==== SUPPLIED DATA

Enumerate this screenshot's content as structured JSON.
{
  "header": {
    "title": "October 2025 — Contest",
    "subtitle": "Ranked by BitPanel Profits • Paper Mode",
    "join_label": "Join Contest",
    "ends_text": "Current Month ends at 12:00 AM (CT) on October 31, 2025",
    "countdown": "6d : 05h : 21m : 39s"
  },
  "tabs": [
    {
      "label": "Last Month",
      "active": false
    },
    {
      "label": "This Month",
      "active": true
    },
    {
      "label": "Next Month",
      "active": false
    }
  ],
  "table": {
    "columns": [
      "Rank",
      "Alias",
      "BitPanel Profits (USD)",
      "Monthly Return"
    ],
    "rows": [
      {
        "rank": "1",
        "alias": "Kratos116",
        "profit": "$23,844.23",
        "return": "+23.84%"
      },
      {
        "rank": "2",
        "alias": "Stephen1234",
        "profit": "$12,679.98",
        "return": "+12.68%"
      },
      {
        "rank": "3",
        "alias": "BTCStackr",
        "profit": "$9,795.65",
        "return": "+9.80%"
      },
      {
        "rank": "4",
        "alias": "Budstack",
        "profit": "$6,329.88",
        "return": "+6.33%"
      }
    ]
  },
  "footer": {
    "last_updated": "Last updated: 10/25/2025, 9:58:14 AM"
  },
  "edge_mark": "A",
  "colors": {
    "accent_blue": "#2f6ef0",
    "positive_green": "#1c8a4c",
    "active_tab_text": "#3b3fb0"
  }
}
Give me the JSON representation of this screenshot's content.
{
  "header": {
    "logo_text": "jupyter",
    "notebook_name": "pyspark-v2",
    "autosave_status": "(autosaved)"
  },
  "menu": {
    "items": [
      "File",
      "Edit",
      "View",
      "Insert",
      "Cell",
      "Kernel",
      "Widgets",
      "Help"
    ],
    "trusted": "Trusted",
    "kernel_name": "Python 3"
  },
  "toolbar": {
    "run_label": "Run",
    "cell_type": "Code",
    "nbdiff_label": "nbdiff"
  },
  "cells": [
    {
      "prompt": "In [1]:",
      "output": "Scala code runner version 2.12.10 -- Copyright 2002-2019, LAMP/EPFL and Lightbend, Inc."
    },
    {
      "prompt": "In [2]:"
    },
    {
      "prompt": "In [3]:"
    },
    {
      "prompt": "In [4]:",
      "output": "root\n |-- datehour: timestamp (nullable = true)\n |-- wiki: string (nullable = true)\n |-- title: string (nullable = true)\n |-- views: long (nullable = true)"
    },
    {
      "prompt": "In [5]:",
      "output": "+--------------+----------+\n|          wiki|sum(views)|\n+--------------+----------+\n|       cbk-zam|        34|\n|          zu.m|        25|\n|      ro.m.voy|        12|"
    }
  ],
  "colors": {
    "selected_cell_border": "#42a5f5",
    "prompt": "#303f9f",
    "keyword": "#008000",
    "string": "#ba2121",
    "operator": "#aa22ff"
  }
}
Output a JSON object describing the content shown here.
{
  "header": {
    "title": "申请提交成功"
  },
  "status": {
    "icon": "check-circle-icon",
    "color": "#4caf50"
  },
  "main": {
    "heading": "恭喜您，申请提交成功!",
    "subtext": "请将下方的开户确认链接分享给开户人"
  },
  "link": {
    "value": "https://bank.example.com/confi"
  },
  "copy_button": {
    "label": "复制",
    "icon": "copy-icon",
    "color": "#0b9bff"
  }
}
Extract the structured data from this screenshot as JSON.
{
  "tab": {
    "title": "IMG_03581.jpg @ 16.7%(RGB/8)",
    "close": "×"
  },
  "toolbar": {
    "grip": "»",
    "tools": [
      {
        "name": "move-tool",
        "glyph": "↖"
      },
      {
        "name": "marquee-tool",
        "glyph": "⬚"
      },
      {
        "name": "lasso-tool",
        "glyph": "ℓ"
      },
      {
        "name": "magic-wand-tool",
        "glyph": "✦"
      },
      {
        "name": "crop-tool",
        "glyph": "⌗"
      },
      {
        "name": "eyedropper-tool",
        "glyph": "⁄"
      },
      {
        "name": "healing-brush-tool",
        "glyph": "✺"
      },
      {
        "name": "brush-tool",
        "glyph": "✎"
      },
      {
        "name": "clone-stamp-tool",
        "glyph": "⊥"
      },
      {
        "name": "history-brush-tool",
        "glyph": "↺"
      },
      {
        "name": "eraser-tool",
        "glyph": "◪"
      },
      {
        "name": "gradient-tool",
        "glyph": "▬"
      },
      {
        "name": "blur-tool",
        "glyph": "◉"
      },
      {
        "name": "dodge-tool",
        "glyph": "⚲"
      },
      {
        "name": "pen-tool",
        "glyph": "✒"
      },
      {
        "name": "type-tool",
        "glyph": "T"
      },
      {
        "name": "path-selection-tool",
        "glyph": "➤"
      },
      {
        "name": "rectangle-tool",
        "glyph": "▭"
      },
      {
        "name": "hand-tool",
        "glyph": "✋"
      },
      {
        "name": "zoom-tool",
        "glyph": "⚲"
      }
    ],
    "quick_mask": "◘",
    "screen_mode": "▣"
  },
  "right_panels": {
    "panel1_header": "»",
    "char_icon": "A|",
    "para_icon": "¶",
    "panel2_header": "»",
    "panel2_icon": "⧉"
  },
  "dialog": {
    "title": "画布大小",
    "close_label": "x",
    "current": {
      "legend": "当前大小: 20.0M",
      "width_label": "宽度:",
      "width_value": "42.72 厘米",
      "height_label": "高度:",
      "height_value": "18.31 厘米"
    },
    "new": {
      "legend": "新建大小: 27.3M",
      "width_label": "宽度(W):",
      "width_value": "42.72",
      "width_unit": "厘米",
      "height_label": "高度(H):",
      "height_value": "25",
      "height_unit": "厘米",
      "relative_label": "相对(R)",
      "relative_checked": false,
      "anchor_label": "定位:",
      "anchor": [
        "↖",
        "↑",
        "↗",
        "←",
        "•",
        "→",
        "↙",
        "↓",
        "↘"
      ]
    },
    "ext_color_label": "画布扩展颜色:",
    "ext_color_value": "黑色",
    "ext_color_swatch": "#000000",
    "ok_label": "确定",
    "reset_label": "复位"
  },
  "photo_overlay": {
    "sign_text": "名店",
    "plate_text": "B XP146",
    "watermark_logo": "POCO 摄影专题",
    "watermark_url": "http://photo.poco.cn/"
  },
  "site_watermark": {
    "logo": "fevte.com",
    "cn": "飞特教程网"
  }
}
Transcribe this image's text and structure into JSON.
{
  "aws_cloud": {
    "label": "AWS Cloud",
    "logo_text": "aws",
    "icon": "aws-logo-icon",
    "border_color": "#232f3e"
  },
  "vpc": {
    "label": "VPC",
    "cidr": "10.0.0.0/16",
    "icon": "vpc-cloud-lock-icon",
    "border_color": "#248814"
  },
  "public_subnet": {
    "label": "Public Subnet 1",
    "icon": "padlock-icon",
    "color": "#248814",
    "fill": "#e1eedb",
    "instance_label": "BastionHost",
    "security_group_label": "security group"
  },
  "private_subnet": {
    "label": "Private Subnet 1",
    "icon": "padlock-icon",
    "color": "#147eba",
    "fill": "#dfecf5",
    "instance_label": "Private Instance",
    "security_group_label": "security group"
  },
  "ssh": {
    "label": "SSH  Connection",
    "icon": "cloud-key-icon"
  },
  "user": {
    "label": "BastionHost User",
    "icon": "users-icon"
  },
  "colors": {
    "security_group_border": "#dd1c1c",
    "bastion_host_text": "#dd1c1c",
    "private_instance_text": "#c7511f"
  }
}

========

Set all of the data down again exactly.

-- ANSWER SECTION --
Enumerate this screenshot's content as structured JSON.
{
  "header": {
    "title": "October 2025 — Contest",
    "subtitle": "Ranked by BitPanel Profits • Paper Mode",
    "join_label": "Join Contest",
    "ends_text": "Current Month ends at 12:00 AM (CT) on October 31, 2025",
    "countdown": "6d : 05h : 21m : 39s"
  },
  "tabs": [
    {
      "label": "Last Month",
      "active": false
    },
    {
      "label": "This Month",
      "active": true
    },
    {
      "label": "Next Month",
      "active": false
    }
  ],
  "table": {
    "columns": [
      "Rank",
      "Alias",
      "BitPanel Profits (USD)",
      "Monthly Return"
    ],
    "rows": [
      {
        "rank": "1",
        "alias": "Kratos116",
        "profit": "$23,844.23",
        "return": "+23.84%"
      },
      {
        "rank": "2",
        "alias": "Stephen1234",
        "profit": "$12,679.98",
        "return": "+12.68%"
      },
      {
        "rank": "3",
        "alias": "BTCStackr",
        "profit": "$9,795.65",
        "return": "+9.80%"
      },
      {
        "rank": "4",
        "alias": "Budstack",
        "profit": "$6,329.88",
        "return": "+6.33%"
      }
    ]
  },
  "footer": {
    "last_updated": "Last updated: 10/25/2025, 9:58:14 AM"
  },
  "edge_mark": "A",
  "colors": {
    "accent_blue": "#2f6ef0",
    "positive_green": "#1c8a4c",
    "active_tab_text": "#3b3fb0"
  }
}
Give me the JSON representation of this screenshot's content.
{
  "header": {
    "logo_text": "jupyter",
    "notebook_name": "pyspark-v2",
    "autosave_status": "(autosaved)"
  },
  "menu": {
    "items": [
      "File",
      "Edit",
      "View",
      "Insert",
      "Cell",
      "Kernel",
      "Widgets",
      "Help"
    ],
    "trusted": "Trusted",
    "kernel_name": "Python 3"
  },
  "toolbar": {
    "run_label": "Run",
    "cell_type": "Code",
    "nbdiff_label": "nbdiff"
  },
  "cells": [
    {
      "prompt": "In [1]:",
      "output": "Scala code runner version 2.12.10 -- Copyright 2002-2019, LAMP/EPFL and Lightbend, Inc."
    },
    {
      "prompt": "In [2]:"
    },
    {
      "prompt": "In [3]:"
    },
    {
      "prompt": "In [4]:",
      "output": "root\n |-- datehour: timestamp (nullable = true)\n |-- wiki: string (nullable = true)\n |-- title: string (nullable = true)\n |-- views: long (nullable = true)"
    },
    {
      "prompt": "In [5]:",
      "output": "+--------------+----------+\n|          wiki|sum(views)|\n+--------------+----------+\n|       cbk-zam|        34|\n|          zu.m|        25|\n|      ro.m.voy|        12|"
    }
  ],
  "colors": {
    "selected_cell_border": "#42a5f5",
    "prompt": "#303f9f",
    "keyword": "#008000",
    "string": "#ba2121",
    "operator": "#aa22ff"
  }
}
Output a JSON object describing the content shown here.
{
  "header": {
    "title": "申请提交成功"
  },
  "status": {
    "icon": "check-circle-icon",
    "color": "#4caf50"
  },
  "main": {
    "heading": "恭喜您，申请提交成功!",
    "subtext": "请将下方的开户确认链接分享给开户人"
  },
  "link": {
    "value": "https://bank.example.com/confi"
  },
  "copy_button": {
    "label": "复制",
    "icon": "copy-icon",
    "color": "#0b9bff"
  }
}
Extract the structured data from this screenshot as JSON.
{
  "tab": {
    "title": "IMG_03581.jpg @ 16.7%(RGB/8)",
    "close": "×"
  },
  "toolbar": {
    "grip": "»",
    "tools": [
      {
        "name": "move-tool",
        "glyph": "↖"
      },
      {
        "name": "marquee-tool",
        "glyph": "⬚"
      },
      {
        "name": "lasso-tool",
        "glyph": "ℓ"
      },
      {
        "name": "magic-wand-tool",
        "glyph": "✦"
      },
      {
        "name": "crop-tool",
        "glyph": "⌗"
      },
      {
        "name": "eyedropper-tool",
        "glyph": "⁄"
      },
      {
        "name": "healing-brush-tool",
        "glyph": "✺"
      },
      {
        "name": "brush-tool",
        "glyph": "✎"
      },
      {
        "name": "clone-stamp-tool",
        "glyph": "⊥"
      },
      {
        "name": "history-brush-tool",
        "glyph": "↺"
      },
      {
        "name": "eraser-tool",
        "glyph": "◪"
      },
      {
        "name": "gradient-tool",
        "glyph": "▬"
      },
      {
        "name": "blur-tool",
        "glyph": "◉"
      },
      {
        "name": "dodge-tool",
        "glyph": "⚲"
      },
      {
        "name": "pen-tool",
        "glyph": "✒"
      },
      {
        "name": "type-tool",
        "glyph": "T"
      },
      {
        "name": "path-selection-tool",
        "glyph": "➤"
      },
      {
        "name": "rectangle-tool",
        "glyph": "▭"
      },
      {
        "name": "hand-tool",
        "glyph": "✋"
      },
      {
        "name": "zoom-tool",
        "glyph": "⚲"
      }
    ],
    "quick_mask": "◘",
    "screen_mode": "▣"
  },
  "right_panels": {
    "panel1_header": "»",
    "char_icon": "A|",
    "para_icon": "¶",
    "panel2_header": "»",
    "panel2_icon": "⧉"
  },
  "dialog": {
    "title": "画布大小",
    "close_label": "x",
    "current": {
      "legend": "当前大小: 20.0M",
      "width_label": "宽度:",
      "width_value": "42.72 厘米",
      "height_label": "高度:",
      "height_value": "18.31 厘米"
    },
    "new": {
      "legend": "新建大小: 27.3M",
      "width_label": "宽度(W):",
      "width_value": "42.72",
      "width_unit": "厘米",
      "height_label": "高度(H):",
      "height_value": "25",
      "height_unit": "厘米",
      "relative_label": "相对(R)",
      "relative_checked": false,
      "anchor_label": "定位:",
      "anchor": [
        "↖",
        "↑",
        "↗",
        "←",
        "•",
        "→",
        "↙",
        "↓",
        "↘"
      ]
    },
    "ext_color_label": "画布扩展颜色:",
    "ext_color_value": "黑色",
    "ext_color_swatch": "#000000",
    "ok_label": "确定",
    "reset_label": "复位"
  },
  "photo_overlay": {
    "sign_text": "名店",
    "plate_text": "B XP146",
    "watermark_logo": "POCO 摄影专题",
    "watermark_url": "http://photo.poco.cn/"
  },
  "site_watermark": {
    "logo": "fevte.com",
    "cn": "飞特教程网"
  }
}
Transcribe this image's text and structure into JSON.
{
  "aws_cloud": {
    "label": "AWS Cloud",
    "logo_text": "aws",
    "icon": "aws-logo-icon",
    "border_color": "#232f3e"
  },
  "vpc": {
    "label": "VPC",
    "cidr": "10.0.0.0/16",
    "icon": "vpc-cloud-lock-icon",
    "border_color": "#248814"
  },
  "public_subnet": {
    "label": "Public Subnet 1",
    "icon": "padlock-icon",
    "color": "#248814",
    "fill": "#e1eedb",
    "instance_label": "BastionHost",
    "security_group_label": "security group"
  },
  "private_subnet": {
    "label": "Private Subnet 1",
    "icon": "padlock-icon",
    "color": "#147eba",
    "fill": "#dfecf5",
    "instance_label": "Private Instance",
    "security_group_label": "security group"
  },
  "ssh": {
    "label": "SSH  Connection",
    "icon": "cloud-key-icon"
  },
  "user": {
    "label": "BastionHost User",
    "icon": "users-icon"
  },
  "colors": {
    "security_group_border": "#dd1c1c",
    "bastion_host_text": "#dd1c1c",
    "private_instance_text": "#c7511f"
  }
}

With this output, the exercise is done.